Your goal: Since pictures are not wanted in the copy, output only the rest of each record exactly.

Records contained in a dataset
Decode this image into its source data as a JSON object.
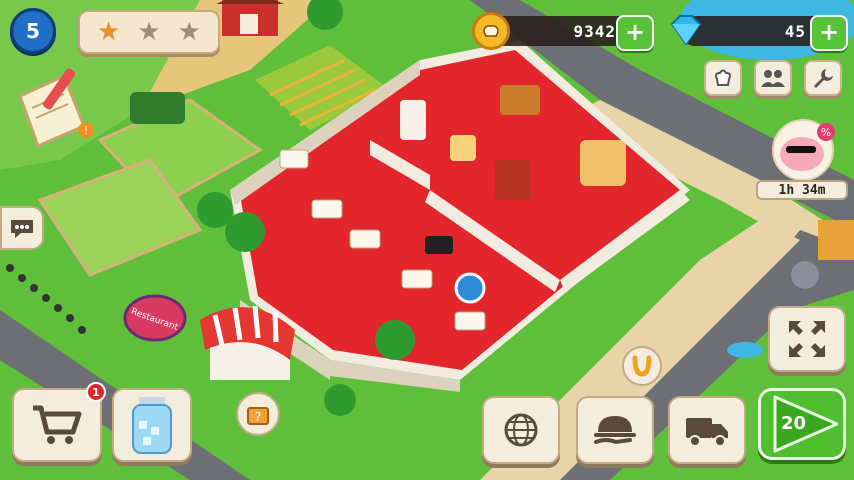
{
  "hud": {
    "level": "5",
    "stars": {
      "earned": 1,
      "total": 3
    },
    "coins": "9342",
    "gems": "45",
    "timer": "1h 34m",
    "cart_badge": "1",
    "play_count": "20"
  },
  "colors": {
    "grass": "#5fbf3a",
    "road": "#6e6f74",
    "sidewalk": "#e9d3a8",
    "carpet": "#e2262c",
    "wall": "#f1ecdf",
    "accent_green": "#55c238",
    "coin": "#f5b828",
    "gem": "#2db8f0",
    "level_badge": "#1f6fc4"
  },
  "icons": {
    "top_right_row": [
      "chef-hat-icon",
      "friends-icon",
      "wrench-icon"
    ],
    "bottom_left": [
      "cart-icon",
      "ice-jar-icon"
    ],
    "bottom_right": [
      "globe-icon",
      "serve-dish-icon",
      "delivery-truck-icon",
      "play-icon"
    ],
    "side": [
      "chat-icon",
      "notepad-pencil-icon",
      "expand-arrows-icon",
      "horseshoe-icon",
      "mystery-box-icon",
      "piggy-bank-icon"
    ]
  },
  "scene": {
    "sign_text": "Restaurant"
  }
}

Answer to the problem:
Decode this image into its source data as a JSON object.
{
  "hud": {
    "level": "5",
    "stars": {
      "earned": 1,
      "total": 3
    },
    "coins": "9342",
    "gems": "45",
    "timer": "1h 34m",
    "cart_badge": "1",
    "play_count": "20"
  },
  "colors": {
    "grass": "#5fbf3a",
    "road": "#6e6f74",
    "sidewalk": "#e9d3a8",
    "carpet": "#e2262c",
    "wall": "#f1ecdf",
    "accent_green": "#55c238",
    "coin": "#f5b828",
    "gem": "#2db8f0",
    "level_badge": "#1f6fc4"
  },
  "icons": {
    "top_right_row": [
      "chef-hat-icon",
      "friends-icon",
      "wrench-icon"
    ],
    "bottom_left": [
      "cart-icon",
      "ice-jar-icon"
    ],
    "bottom_right": [
      "globe-icon",
      "serve-dish-icon",
      "delivery-truck-icon",
      "play-icon"
    ],
    "side": [
      "chat-icon",
      "notepad-pencil-icon",
      "expand-arrows-icon",
      "horseshoe-icon",
      "mystery-box-icon",
      "piggy-bank-icon"
    ]
  },
  "scene": {
    "sign_text": "Restaurant"
  }
}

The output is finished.